BEGIN Provided records

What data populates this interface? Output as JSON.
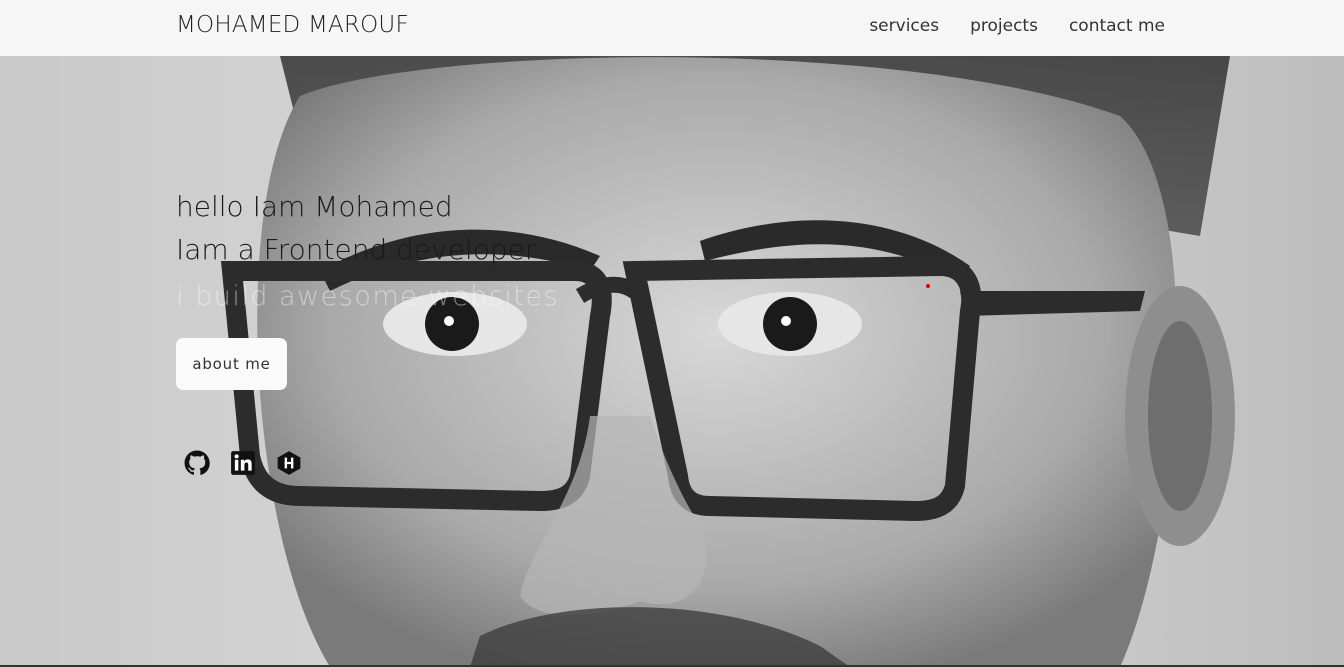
{
  "nav": {
    "brand": "MOHAMED MAROUF",
    "links": [
      "services",
      "projects",
      "contact me"
    ]
  },
  "hero": {
    "line1": "hello Iam Mohamed",
    "line2": "Iam a Frontend developer",
    "tagline": "i build awesome websites",
    "button": "about me"
  },
  "socials": [
    "github-icon",
    "linkedin-icon",
    "hashnode-icon"
  ],
  "colors": {
    "navbar": "#f6f6f6",
    "text": "#1a1a1a",
    "button_bg": "#fafafa"
  }
}
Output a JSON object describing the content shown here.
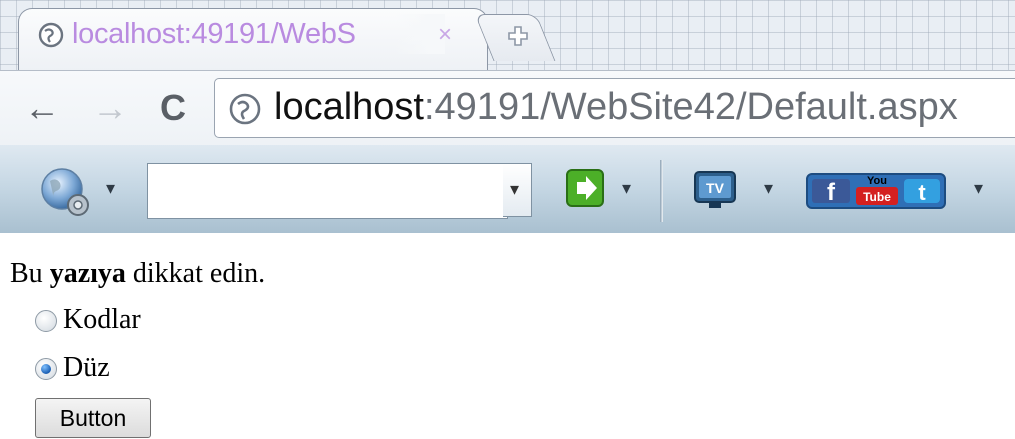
{
  "browser": {
    "tab": {
      "title": "localhost:49191/WebS",
      "close_glyph": "×"
    },
    "address": {
      "host": "localhost",
      "rest": ":49191/WebSite42/Default.aspx"
    },
    "nav": {
      "back_glyph": "←",
      "forward_glyph": "→",
      "reload_glyph": "C"
    },
    "icons": [
      "globe-icon",
      "new-tab-icon",
      "page-icon",
      "back-arrow-icon",
      "forward-arrow-icon",
      "reload-icon"
    ]
  },
  "toolbar": {
    "search_value": "",
    "dropdown_glyph": "▾",
    "icons": [
      "globe-settings-icon",
      "green-go-icon",
      "tv-icon",
      "facebook-youtube-twitter-icon"
    ],
    "social_youtube_text": "You",
    "social_youtube_tube": "Tube"
  },
  "page": {
    "line_prefix": "Bu ",
    "line_bold": "yazıya",
    "line_suffix": " dikkat edin.",
    "radios": [
      {
        "label": "Kodlar",
        "checked": false
      },
      {
        "label": "Düz",
        "checked": true
      }
    ],
    "button_label": "Button"
  }
}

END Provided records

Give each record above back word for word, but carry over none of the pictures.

What data populates this interface? Output as JSON.
{
  "nav": {
    "brand": "MOHAMED MAROUF",
    "links": [
      "services",
      "projects",
      "contact me"
    ]
  },
  "hero": {
    "line1": "hello Iam Mohamed",
    "line2": "Iam a Frontend developer",
    "tagline": "i build awesome websites",
    "button": "about me"
  },
  "socials": [
    "github-icon",
    "linkedin-icon",
    "hashnode-icon"
  ],
  "colors": {
    "navbar": "#f6f6f6",
    "text": "#1a1a1a",
    "button_bg": "#fafafa"
  }
}
Output a JSON object describing the content shown here.
{
  "browser": {
    "tab": {
      "title": "localhost:49191/WebS",
      "close_glyph": "×"
    },
    "address": {
      "host": "localhost",
      "rest": ":49191/WebSite42/Default.aspx"
    },
    "nav": {
      "back_glyph": "←",
      "forward_glyph": "→",
      "reload_glyph": "C"
    },
    "icons": [
      "globe-icon",
      "new-tab-icon",
      "page-icon",
      "back-arrow-icon",
      "forward-arrow-icon",
      "reload-icon"
    ]
  },
  "toolbar": {
    "search_value": "",
    "dropdown_glyph": "▾",
    "icons": [
      "globe-settings-icon",
      "green-go-icon",
      "tv-icon",
      "facebook-youtube-twitter-icon"
    ],
    "social_youtube_text": "You",
    "social_youtube_tube": "Tube"
  },
  "page": {
    "line_prefix": "Bu ",
    "line_bold": "yazıya",
    "line_suffix": " dikkat edin.",
    "radios": [
      {
        "label": "Kodlar",
        "checked": false
      },
      {
        "label": "Düz",
        "checked": true
      }
    ],
    "button_label": "Button"
  }
}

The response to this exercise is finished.